[Excerpts from an interface dataset]
┌────────
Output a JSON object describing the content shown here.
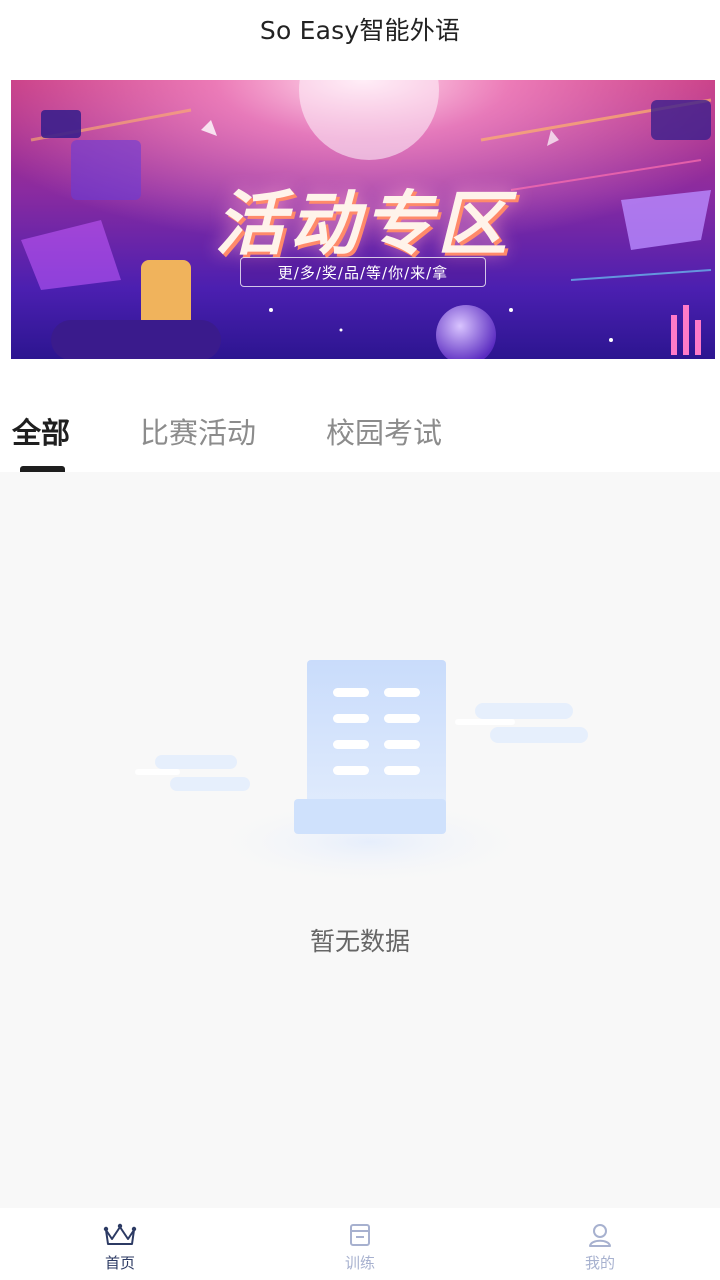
{
  "header": {
    "title": "So Easy智能外语"
  },
  "banner": {
    "title": "活动专区",
    "subtitle": "更/多/奖/品/等/你/来/拿"
  },
  "tabs": [
    {
      "label": "全部",
      "active": true
    },
    {
      "label": "比赛活动",
      "active": false
    },
    {
      "label": "校园考试",
      "active": false
    }
  ],
  "empty_state": {
    "text": "暂无数据",
    "icon": "empty-document-icon"
  },
  "bottom_nav": [
    {
      "label": "首页",
      "icon": "crown-icon",
      "active": true
    },
    {
      "label": "训练",
      "icon": "training-icon",
      "active": false
    },
    {
      "label": "我的",
      "icon": "user-icon",
      "active": false
    }
  ],
  "colors": {
    "nav_active": "#2c3a63",
    "nav_inactive": "#a7b1cf",
    "content_bg": "#f8f8f8",
    "illustration_blue": "#cfe2fc"
  }
}
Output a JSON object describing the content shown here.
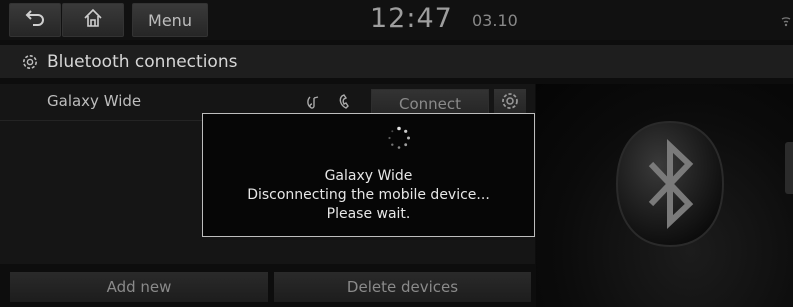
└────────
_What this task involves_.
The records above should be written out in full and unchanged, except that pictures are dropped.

_Completed task_.
Output a JSON object describing the content shown here.
{
  "header": {
    "title": "So Easy智能外语"
  },
  "banner": {
    "title": "活动专区",
    "subtitle": "更/多/奖/品/等/你/来/拿"
  },
  "tabs": [
    {
      "label": "全部",
      "active": true
    },
    {
      "label": "比赛活动",
      "active": false
    },
    {
      "label": "校园考试",
      "active": false
    }
  ],
  "empty_state": {
    "text": "暂无数据",
    "icon": "empty-document-icon"
  },
  "bottom_nav": [
    {
      "label": "首页",
      "icon": "crown-icon",
      "active": true
    },
    {
      "label": "训练",
      "icon": "training-icon",
      "active": false
    },
    {
      "label": "我的",
      "icon": "user-icon",
      "active": false
    }
  ],
  "colors": {
    "nav_active": "#2c3a63",
    "nav_inactive": "#a7b1cf",
    "content_bg": "#f8f8f8",
    "illustration_blue": "#cfe2fc"
  }
}
Output a JSON object describing the content shown here.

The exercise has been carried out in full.